§ WHAT THIS TASK INVOLVES
Every entry is to be printed again precisely as given.

Data about app and page elements
=== Begin Enclosure ===
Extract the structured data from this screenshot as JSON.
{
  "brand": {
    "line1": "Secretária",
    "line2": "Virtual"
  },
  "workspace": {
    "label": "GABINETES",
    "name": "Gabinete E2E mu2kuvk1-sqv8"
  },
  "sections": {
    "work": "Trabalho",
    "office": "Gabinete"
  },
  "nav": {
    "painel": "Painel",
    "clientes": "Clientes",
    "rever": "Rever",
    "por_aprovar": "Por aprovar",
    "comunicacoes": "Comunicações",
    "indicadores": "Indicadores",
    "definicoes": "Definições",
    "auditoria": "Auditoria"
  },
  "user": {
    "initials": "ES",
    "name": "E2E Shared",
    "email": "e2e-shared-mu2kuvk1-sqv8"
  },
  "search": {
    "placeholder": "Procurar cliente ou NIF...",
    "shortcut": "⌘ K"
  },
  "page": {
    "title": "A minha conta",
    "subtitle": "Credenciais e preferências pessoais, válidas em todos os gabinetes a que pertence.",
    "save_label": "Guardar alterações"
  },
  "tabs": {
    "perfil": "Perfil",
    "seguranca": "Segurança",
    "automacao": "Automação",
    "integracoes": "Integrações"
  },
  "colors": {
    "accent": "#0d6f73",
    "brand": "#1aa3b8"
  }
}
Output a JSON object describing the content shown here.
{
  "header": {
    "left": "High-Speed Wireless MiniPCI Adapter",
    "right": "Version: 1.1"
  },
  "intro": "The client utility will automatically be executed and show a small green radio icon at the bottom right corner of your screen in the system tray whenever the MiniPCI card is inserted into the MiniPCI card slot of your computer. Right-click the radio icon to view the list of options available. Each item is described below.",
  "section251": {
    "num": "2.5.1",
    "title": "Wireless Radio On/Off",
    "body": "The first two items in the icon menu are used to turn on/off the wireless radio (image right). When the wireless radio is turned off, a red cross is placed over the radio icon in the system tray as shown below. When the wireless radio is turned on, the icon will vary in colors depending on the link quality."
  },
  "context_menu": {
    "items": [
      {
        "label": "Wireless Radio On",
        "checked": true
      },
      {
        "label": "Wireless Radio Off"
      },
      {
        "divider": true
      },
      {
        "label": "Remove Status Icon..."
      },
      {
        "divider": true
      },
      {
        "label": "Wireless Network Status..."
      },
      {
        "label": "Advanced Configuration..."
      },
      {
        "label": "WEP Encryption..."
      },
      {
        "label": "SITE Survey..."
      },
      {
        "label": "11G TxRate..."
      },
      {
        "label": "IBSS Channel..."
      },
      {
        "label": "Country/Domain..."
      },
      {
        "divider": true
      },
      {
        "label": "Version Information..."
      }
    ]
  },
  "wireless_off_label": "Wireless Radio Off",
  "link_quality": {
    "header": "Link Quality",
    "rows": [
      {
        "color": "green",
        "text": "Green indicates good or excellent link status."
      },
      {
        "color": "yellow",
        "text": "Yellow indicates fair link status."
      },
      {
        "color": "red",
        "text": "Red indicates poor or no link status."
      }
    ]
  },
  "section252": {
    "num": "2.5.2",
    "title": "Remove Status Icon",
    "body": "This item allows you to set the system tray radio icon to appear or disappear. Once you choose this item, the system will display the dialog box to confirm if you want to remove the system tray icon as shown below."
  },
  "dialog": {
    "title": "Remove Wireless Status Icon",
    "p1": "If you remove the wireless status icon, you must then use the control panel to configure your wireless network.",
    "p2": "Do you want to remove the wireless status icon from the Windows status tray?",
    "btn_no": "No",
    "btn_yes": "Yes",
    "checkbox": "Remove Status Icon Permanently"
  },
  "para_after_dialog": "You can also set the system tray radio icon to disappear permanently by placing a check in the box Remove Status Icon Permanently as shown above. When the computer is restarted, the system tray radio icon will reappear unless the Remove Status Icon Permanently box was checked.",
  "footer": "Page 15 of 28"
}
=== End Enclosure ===
§ TASK RESULT
Extract the structured data from this screenshot as JSON.
{
  "brand": {
    "line1": "Secretária",
    "line2": "Virtual"
  },
  "workspace": {
    "label": "GABINETES",
    "name": "Gabinete E2E mu2kuvk1-sqv8"
  },
  "sections": {
    "work": "Trabalho",
    "office": "Gabinete"
  },
  "nav": {
    "painel": "Painel",
    "clientes": "Clientes",
    "rever": "Rever",
    "por_aprovar": "Por aprovar",
    "comunicacoes": "Comunicações",
    "indicadores": "Indicadores",
    "definicoes": "Definições",
    "auditoria": "Auditoria"
  },
  "user": {
    "initials": "ES",
    "name": "E2E Shared",
    "email": "e2e-shared-mu2kuvk1-sqv8"
  },
  "search": {
    "placeholder": "Procurar cliente ou NIF...",
    "shortcut": "⌘ K"
  },
  "page": {
    "title": "A minha conta",
    "subtitle": "Credenciais e preferências pessoais, válidas em todos os gabinetes a que pertence.",
    "save_label": "Guardar alterações"
  },
  "tabs": {
    "perfil": "Perfil",
    "seguranca": "Segurança",
    "automacao": "Automação",
    "integracoes": "Integrações"
  },
  "colors": {
    "accent": "#0d6f73",
    "brand": "#1aa3b8"
  }
}
Output a JSON object describing the content shown here.
{
  "header": {
    "left": "High-Speed Wireless MiniPCI Adapter",
    "right": "Version: 1.1"
  },
  "intro": "The client utility will automatically be executed and show a small green radio icon at the bottom right corner of your screen in the system tray whenever the MiniPCI card is inserted into the MiniPCI card slot of your computer. Right-click the radio icon to view the list of options available. Each item is described below.",
  "section251": {
    "num": "2.5.1",
    "title": "Wireless Radio On/Off",
    "body": "The first two items in the icon menu are used to turn on/off the wireless radio (image right). When the wireless radio is turned off, a red cross is placed over the radio icon in the system tray as shown below. When the wireless radio is turned on, the icon will vary in colors depending on the link quality."
  },
  "context_menu": {
    "items": [
      {
        "label": "Wireless Radio On",
        "checked": true
      },
      {
        "label": "Wireless Radio Off"
      },
      {
        "divider": true
      },
      {
        "label": "Remove Status Icon..."
      },
      {
        "divider": true
      },
      {
        "label": "Wireless Network Status..."
      },
      {
        "label": "Advanced Configuration..."
      },
      {
        "label": "WEP Encryption..."
      },
      {
        "label": "SITE Survey..."
      },
      {
        "label": "11G TxRate..."
      },
      {
        "label": "IBSS Channel..."
      },
      {
        "label": "Country/Domain..."
      },
      {
        "divider": true
      },
      {
        "label": "Version Information..."
      }
    ]
  },
  "wireless_off_label": "Wireless Radio Off",
  "link_quality": {
    "header": "Link Quality",
    "rows": [
      {
        "color": "green",
        "text": "Green indicates good or excellent link status."
      },
      {
        "color": "yellow",
        "text": "Yellow indicates fair link status."
      },
      {
        "color": "red",
        "text": "Red indicates poor or no link status."
      }
    ]
  },
  "section252": {
    "num": "2.5.2",
    "title": "Remove Status Icon",
    "body": "This item allows you to set the system tray radio icon to appear or disappear. Once you choose this item, the system will display the dialog box to confirm if you want to remove the system tray icon as shown below."
  },
  "dialog": {
    "title": "Remove Wireless Status Icon",
    "p1": "If you remove the wireless status icon, you must then use the control panel to configure your wireless network.",
    "p2": "Do you want to remove the wireless status icon from the Windows status tray?",
    "btn_no": "No",
    "btn_yes": "Yes",
    "checkbox": "Remove Status Icon Permanently"
  },
  "para_after_dialog": "You can also set the system tray radio icon to disappear permanently by placing a check in the box Remove Status Icon Permanently as shown above. When the computer is restarted, the system tray radio icon will reappear unless the Remove Status Icon Permanently box was checked.",
  "footer": "Page 15 of 28"
}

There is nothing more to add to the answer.